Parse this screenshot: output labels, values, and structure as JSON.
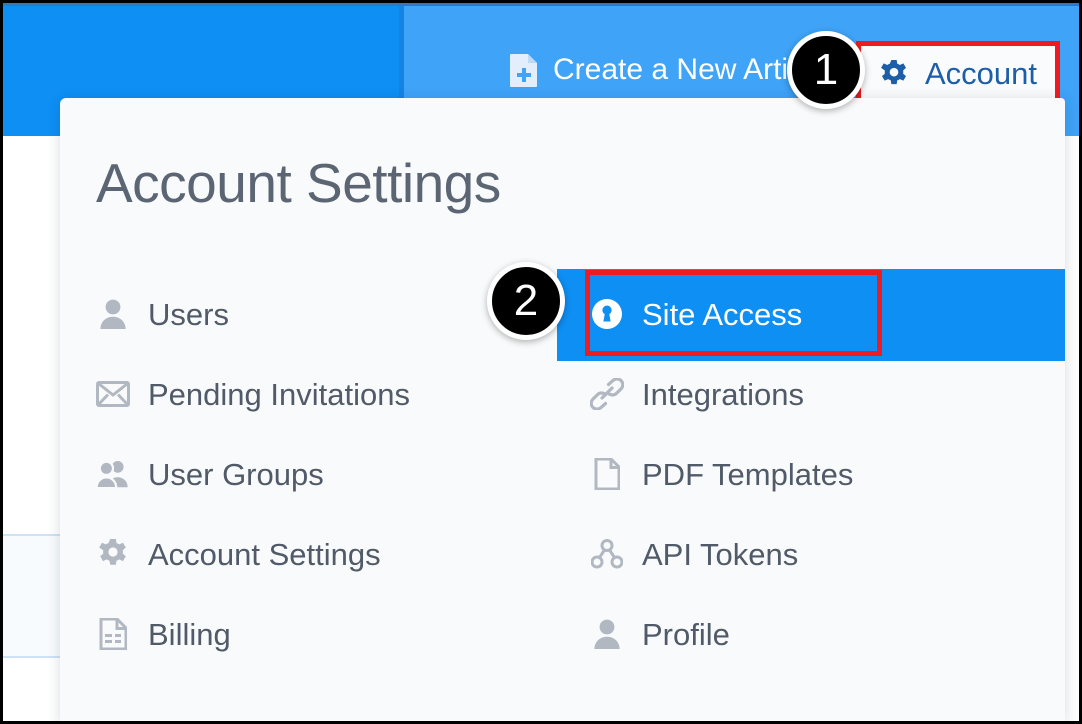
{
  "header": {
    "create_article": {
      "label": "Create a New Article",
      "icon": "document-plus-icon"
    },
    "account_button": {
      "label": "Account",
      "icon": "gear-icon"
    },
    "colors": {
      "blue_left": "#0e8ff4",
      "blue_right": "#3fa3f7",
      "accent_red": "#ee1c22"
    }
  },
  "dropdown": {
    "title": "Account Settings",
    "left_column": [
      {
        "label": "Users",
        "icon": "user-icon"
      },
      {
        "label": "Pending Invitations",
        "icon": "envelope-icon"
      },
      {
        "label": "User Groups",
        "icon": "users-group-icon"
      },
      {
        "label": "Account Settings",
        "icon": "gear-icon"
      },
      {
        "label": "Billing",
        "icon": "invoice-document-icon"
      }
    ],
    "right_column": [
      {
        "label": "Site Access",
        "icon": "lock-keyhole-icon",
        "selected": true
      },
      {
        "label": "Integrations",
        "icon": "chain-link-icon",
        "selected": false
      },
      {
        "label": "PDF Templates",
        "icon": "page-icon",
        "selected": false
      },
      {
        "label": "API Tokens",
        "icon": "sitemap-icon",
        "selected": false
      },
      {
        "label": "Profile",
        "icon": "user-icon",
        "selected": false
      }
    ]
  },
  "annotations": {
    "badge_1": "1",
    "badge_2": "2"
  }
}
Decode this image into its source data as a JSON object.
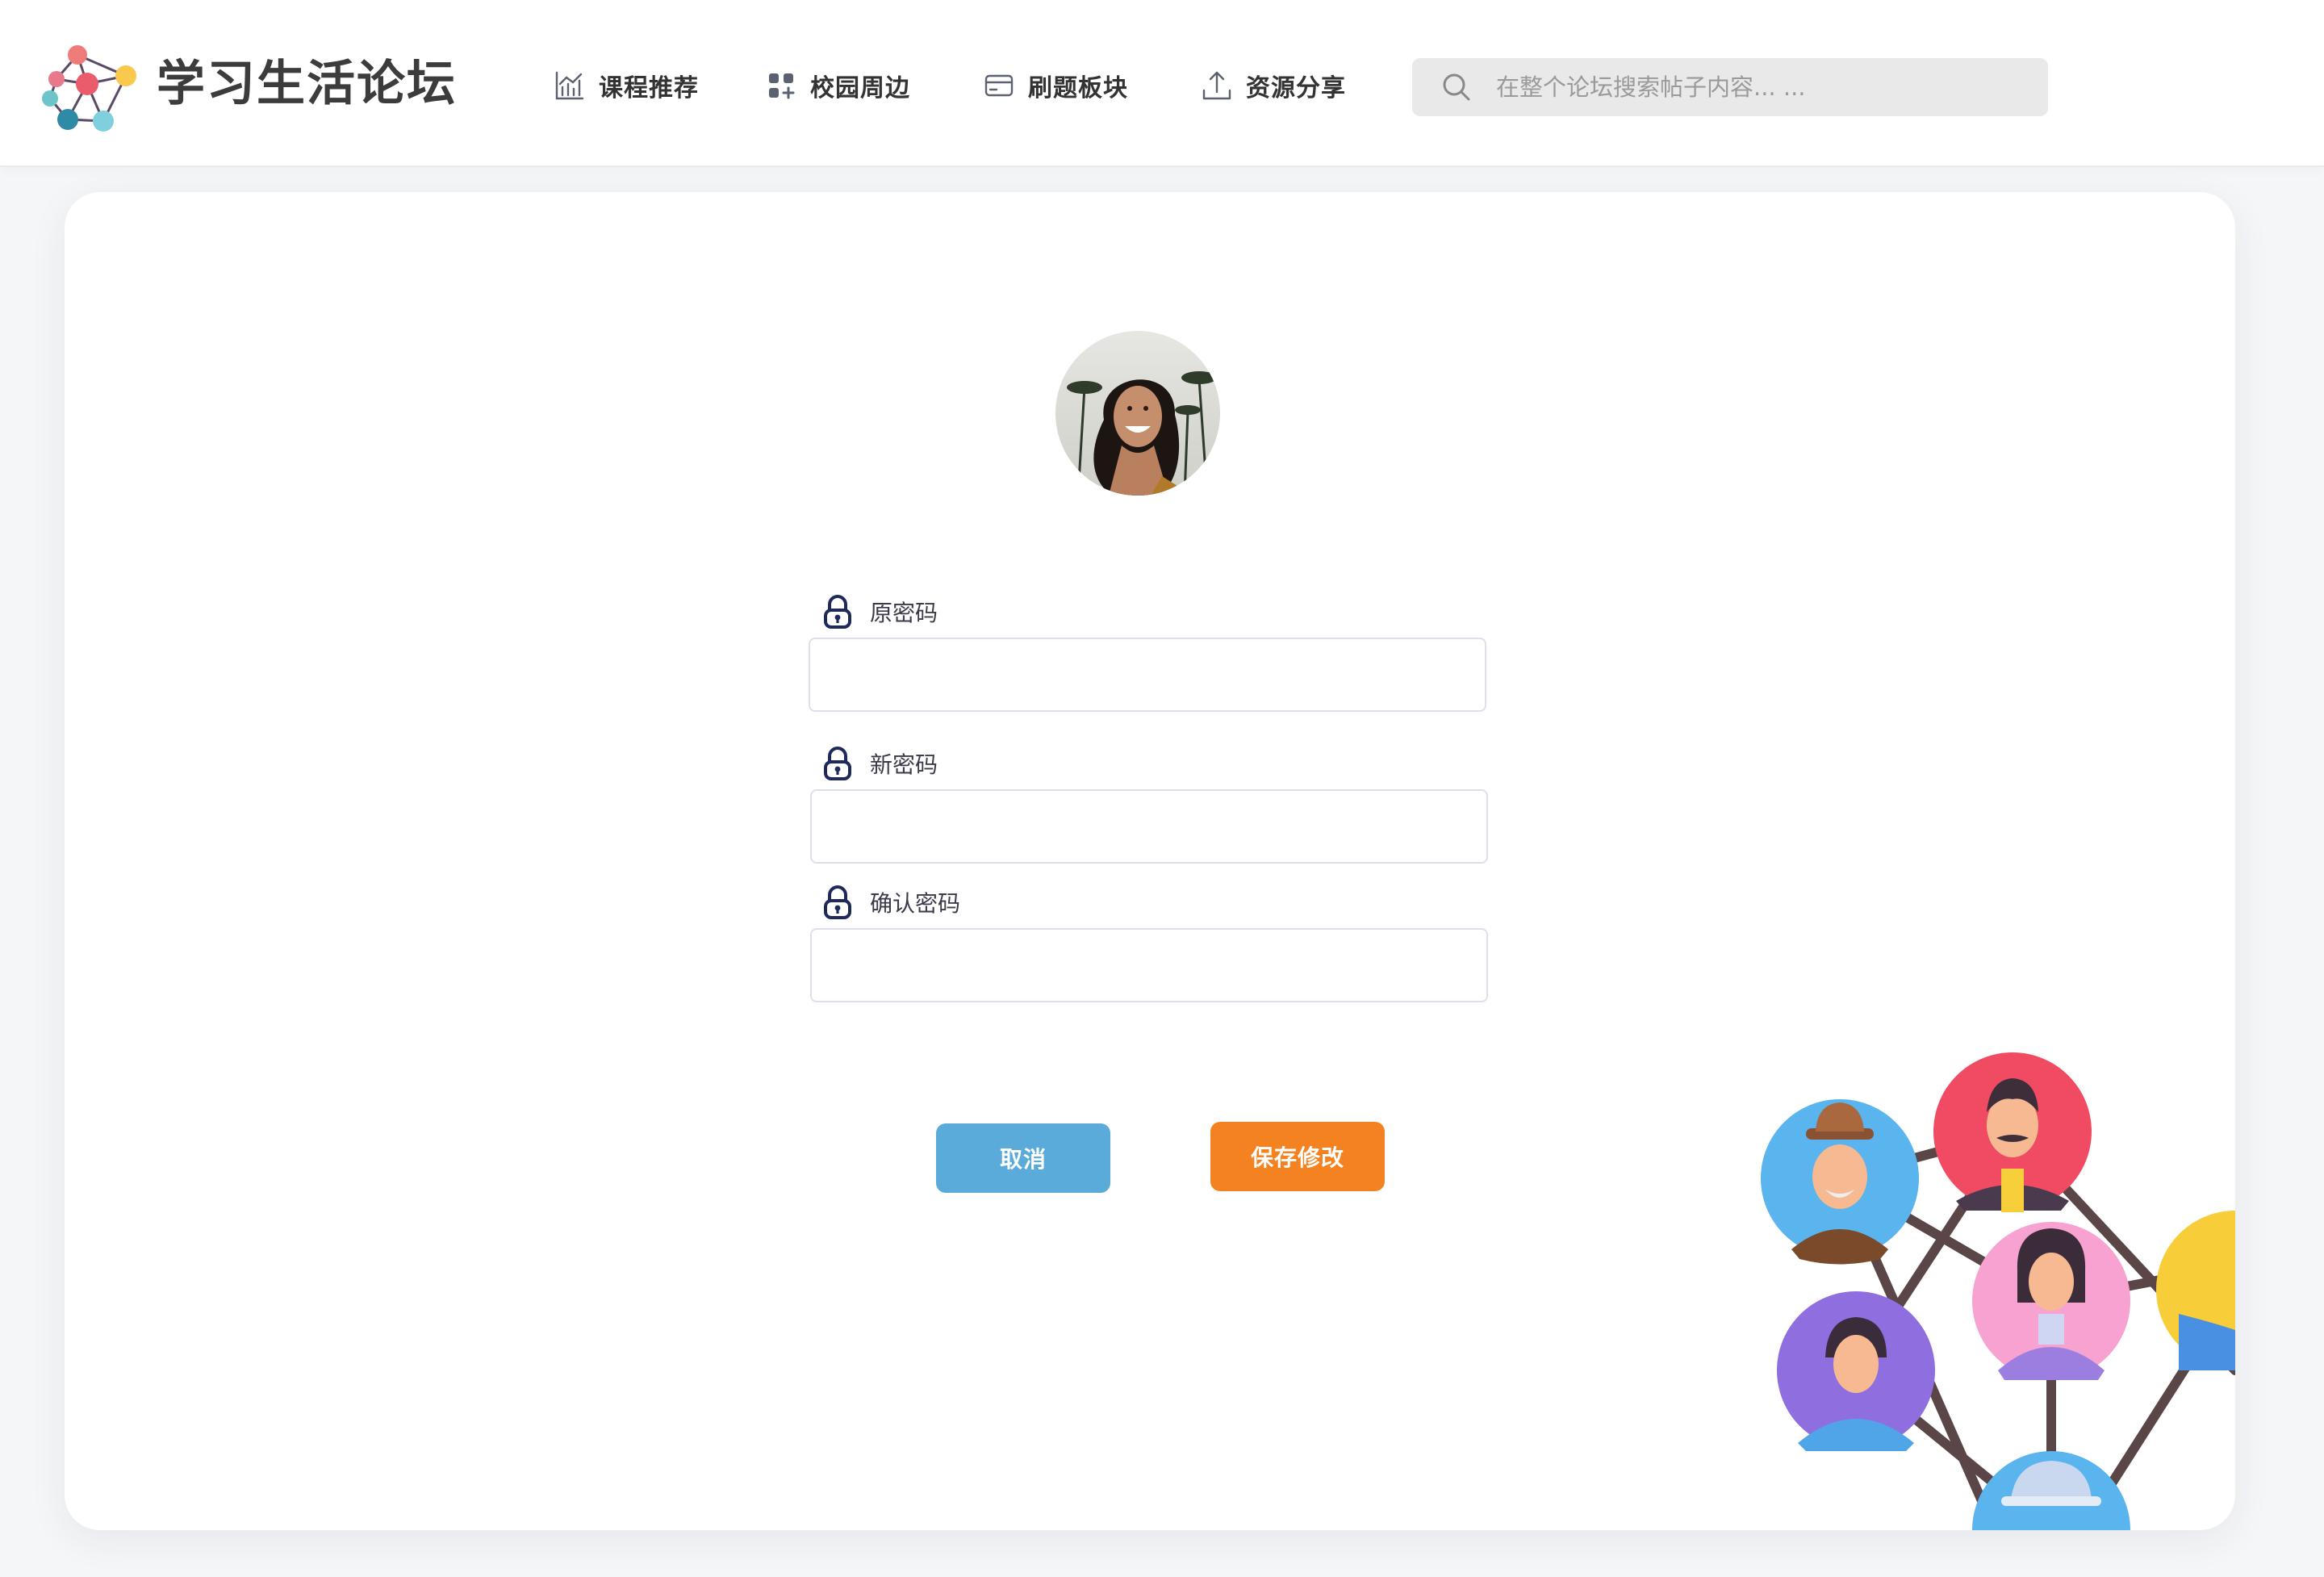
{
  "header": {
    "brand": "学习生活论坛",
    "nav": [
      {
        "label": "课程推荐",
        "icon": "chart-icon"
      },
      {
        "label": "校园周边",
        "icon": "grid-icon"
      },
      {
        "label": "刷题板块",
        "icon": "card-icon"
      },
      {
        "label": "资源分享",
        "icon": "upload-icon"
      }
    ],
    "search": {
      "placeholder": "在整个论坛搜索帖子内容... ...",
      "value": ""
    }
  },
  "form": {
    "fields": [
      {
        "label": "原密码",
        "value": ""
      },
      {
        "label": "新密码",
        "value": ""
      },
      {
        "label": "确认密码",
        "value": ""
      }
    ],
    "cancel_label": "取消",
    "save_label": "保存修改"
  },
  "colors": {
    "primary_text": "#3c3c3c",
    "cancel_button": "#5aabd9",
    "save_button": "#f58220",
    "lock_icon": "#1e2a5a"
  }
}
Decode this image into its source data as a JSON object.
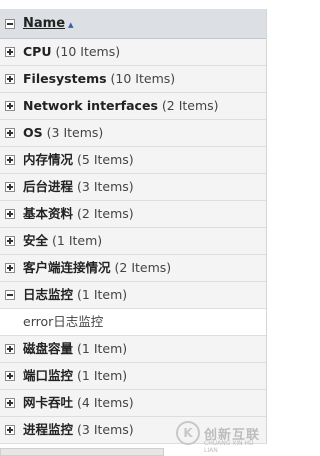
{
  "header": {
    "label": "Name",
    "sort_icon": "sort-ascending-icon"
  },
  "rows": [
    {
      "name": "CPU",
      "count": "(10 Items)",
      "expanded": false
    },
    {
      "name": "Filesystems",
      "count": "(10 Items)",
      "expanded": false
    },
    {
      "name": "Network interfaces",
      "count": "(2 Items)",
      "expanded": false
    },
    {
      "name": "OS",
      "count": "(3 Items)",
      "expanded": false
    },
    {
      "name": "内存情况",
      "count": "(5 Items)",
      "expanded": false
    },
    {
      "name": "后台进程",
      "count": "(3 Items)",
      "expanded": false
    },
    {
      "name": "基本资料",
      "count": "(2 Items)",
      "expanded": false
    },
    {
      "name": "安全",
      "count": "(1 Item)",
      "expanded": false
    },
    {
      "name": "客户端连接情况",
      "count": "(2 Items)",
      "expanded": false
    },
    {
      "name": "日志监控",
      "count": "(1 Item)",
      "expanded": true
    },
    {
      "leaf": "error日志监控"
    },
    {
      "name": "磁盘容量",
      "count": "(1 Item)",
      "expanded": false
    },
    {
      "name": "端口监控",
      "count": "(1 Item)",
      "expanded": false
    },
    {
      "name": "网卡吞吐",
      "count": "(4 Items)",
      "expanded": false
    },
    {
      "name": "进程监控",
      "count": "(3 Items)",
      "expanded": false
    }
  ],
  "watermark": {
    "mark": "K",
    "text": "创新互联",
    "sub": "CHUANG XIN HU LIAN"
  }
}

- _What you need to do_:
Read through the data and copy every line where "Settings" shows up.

- _Exercise response_:
    "title": "Account Settings",
        "label": "Account Settings",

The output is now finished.